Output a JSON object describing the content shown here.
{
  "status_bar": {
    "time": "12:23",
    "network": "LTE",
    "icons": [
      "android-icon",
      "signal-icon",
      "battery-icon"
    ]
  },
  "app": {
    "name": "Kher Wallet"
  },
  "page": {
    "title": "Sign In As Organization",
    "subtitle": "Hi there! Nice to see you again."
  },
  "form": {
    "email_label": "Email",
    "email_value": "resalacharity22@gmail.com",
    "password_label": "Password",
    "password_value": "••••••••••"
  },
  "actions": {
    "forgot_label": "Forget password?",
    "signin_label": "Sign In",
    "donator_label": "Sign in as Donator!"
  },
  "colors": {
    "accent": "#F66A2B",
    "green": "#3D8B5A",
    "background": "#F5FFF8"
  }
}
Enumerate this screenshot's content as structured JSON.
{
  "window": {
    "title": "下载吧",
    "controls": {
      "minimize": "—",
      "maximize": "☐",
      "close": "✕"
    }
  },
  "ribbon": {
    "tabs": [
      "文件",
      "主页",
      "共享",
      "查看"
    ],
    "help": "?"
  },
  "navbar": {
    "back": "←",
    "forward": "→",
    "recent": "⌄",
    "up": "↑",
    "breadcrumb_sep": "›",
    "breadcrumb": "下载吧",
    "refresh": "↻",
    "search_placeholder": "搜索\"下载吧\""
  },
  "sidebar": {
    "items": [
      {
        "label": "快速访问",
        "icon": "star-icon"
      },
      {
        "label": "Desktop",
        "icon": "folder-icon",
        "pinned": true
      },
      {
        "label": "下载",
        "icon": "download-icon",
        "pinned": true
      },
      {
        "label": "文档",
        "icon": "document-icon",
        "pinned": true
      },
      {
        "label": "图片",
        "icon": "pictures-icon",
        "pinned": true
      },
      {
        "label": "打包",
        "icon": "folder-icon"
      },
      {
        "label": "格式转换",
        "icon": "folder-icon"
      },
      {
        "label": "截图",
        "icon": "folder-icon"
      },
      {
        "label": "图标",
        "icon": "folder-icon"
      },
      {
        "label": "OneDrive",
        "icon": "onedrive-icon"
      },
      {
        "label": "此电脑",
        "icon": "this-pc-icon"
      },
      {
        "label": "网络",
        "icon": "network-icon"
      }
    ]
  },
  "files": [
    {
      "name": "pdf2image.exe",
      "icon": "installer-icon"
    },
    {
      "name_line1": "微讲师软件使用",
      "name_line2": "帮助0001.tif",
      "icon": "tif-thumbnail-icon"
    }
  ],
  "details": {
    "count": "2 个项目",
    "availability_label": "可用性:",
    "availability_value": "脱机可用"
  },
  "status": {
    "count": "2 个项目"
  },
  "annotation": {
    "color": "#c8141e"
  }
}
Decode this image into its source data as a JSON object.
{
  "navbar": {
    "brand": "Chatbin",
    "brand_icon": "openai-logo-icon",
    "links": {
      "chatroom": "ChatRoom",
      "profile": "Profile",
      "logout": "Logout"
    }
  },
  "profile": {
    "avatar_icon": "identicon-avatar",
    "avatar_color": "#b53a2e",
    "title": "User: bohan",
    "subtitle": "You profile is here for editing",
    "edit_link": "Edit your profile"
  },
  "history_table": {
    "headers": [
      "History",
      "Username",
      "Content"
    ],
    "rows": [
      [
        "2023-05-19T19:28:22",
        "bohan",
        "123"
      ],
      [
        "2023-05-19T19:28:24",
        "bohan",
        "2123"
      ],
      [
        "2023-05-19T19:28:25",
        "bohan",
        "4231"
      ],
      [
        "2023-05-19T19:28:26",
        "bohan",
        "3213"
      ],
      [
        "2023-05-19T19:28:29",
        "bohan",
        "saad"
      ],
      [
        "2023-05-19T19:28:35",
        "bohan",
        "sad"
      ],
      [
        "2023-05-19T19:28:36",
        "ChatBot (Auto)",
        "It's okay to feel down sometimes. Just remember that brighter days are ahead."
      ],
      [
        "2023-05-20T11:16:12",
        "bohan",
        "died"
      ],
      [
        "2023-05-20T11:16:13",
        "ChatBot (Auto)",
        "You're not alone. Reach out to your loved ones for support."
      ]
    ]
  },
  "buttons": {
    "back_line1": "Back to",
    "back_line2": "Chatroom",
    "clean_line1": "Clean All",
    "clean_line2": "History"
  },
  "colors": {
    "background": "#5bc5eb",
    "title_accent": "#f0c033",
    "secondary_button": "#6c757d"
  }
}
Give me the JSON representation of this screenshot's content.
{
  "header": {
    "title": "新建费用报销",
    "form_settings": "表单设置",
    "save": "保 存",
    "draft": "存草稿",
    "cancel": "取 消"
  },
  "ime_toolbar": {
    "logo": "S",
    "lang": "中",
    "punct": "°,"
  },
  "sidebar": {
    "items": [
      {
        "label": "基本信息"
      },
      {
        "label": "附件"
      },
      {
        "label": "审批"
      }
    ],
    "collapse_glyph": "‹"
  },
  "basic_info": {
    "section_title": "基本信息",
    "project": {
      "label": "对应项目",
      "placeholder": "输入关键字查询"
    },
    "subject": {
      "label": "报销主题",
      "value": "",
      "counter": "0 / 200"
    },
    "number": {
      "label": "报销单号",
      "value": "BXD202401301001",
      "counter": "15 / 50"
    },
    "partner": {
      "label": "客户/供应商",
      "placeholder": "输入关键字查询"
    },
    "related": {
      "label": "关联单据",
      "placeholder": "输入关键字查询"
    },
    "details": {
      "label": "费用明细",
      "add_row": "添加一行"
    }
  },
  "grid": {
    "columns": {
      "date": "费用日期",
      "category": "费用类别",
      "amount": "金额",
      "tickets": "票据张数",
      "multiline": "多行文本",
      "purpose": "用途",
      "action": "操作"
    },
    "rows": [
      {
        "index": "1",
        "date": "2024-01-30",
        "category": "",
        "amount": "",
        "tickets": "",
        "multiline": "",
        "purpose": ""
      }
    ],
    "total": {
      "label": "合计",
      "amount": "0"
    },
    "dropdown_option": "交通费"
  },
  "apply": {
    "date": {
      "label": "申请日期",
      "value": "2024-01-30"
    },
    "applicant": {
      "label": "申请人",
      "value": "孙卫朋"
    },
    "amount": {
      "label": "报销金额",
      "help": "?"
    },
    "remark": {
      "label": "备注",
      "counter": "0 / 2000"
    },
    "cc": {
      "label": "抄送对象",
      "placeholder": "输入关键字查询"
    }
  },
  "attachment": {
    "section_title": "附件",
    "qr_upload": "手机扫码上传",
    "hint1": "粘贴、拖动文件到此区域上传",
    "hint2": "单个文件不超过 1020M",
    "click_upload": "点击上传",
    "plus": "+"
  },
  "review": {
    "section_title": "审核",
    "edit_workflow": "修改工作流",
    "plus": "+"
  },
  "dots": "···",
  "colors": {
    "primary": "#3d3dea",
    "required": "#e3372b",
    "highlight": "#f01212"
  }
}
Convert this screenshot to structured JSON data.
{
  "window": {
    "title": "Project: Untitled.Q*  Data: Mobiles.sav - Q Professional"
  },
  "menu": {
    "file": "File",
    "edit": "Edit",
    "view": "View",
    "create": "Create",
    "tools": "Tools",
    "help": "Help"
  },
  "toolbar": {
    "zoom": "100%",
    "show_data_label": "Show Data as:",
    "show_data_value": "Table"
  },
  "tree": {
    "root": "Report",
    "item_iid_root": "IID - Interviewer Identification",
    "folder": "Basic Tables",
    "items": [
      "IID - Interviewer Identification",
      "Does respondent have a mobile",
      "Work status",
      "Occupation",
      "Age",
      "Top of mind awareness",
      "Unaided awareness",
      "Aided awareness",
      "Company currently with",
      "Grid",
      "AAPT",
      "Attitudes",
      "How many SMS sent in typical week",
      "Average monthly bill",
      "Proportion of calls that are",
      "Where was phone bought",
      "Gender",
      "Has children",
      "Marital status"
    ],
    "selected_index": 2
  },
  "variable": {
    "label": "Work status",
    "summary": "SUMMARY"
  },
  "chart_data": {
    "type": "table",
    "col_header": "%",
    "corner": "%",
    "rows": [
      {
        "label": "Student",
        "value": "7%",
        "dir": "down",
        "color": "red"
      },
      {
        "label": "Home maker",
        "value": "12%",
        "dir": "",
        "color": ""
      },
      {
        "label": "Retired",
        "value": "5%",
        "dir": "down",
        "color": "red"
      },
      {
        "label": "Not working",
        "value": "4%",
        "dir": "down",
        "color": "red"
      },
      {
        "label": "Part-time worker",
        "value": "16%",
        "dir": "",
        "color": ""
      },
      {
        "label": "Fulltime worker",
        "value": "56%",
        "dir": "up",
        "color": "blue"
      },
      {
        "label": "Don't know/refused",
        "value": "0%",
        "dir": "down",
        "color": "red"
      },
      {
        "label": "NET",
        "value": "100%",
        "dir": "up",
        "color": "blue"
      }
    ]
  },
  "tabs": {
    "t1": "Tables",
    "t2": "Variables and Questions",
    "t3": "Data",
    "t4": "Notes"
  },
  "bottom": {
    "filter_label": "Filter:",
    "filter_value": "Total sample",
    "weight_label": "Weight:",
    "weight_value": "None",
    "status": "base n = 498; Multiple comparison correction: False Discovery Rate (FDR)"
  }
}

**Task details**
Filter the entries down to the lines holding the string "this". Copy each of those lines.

**Answer**
Enumerate this screenshot's content as structured JSON.
        "icon": "this-pc-icon"
Decode this image into its source data as a JSON object.
Give me the JSON representation of this screenshot's content.
Convert this screenshot to structured JSON data.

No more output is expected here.